First off, we must bear it in mind that we are talking about the use and the sense of the determiner some in front of time, hours, months, years, etc.
According to The Free Dictionary, you use "some" with "time" and words such as hours, months, years, etc. to refer to a fairly long time. For examples:
You will not be able to drive for some time after the operation.
We've been here for some hours now.
On the other hand, when you refer to a short period of time, you don't use some. Instead, you say a short time and use "a few" in front of hours, days, months, years, etc. For examples:
Her mother died only a short time later.
You'll be feeling better in a few days.
In addition, you van use the phrases "some little time", " some few hours, months, years", etc. to mean a short petiod of time. For examples:
Her mother died only some little time later.
You'll be feeling better in some few days.
However, if you want to refer to an unidentified or unknown time, you can use "some" before time. For examples
I saw him some time/sometime last summer.
We'll see some some time again, I am sure.

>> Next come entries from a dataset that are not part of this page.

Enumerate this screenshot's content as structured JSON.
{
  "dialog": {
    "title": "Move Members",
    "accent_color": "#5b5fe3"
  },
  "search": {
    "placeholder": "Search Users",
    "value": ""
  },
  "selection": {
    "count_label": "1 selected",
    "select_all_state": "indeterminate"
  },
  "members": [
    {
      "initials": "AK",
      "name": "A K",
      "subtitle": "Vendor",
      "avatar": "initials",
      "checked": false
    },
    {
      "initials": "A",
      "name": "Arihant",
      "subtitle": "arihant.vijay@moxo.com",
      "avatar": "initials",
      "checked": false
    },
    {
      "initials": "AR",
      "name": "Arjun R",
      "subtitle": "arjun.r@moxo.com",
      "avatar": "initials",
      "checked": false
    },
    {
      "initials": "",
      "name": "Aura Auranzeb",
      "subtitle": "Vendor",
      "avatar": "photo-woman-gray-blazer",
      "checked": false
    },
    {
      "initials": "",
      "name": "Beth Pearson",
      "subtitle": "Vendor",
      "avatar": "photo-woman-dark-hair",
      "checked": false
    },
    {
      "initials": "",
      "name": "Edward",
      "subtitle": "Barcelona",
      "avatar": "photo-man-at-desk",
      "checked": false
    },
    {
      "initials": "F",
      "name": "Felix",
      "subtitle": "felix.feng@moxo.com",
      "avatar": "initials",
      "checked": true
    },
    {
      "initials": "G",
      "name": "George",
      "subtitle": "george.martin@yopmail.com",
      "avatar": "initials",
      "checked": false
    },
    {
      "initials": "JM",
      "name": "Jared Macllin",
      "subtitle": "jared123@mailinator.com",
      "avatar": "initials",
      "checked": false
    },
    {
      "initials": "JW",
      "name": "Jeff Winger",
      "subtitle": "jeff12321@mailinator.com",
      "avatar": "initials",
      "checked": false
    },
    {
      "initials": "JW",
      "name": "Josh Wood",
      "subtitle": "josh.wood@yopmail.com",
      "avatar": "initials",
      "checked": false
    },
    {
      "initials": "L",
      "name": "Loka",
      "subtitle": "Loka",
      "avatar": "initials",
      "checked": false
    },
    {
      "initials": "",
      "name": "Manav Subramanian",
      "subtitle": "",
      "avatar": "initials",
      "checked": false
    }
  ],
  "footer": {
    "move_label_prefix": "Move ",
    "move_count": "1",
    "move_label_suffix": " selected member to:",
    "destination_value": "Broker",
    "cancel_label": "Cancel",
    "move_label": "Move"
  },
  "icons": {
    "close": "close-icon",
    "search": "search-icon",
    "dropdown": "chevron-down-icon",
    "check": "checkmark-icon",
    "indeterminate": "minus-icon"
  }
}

So whether some time means an identified time or a considerable/long time depends on the context.
As for "some years" in the sentence "We have known each other for some years" means a long time; a lot of years.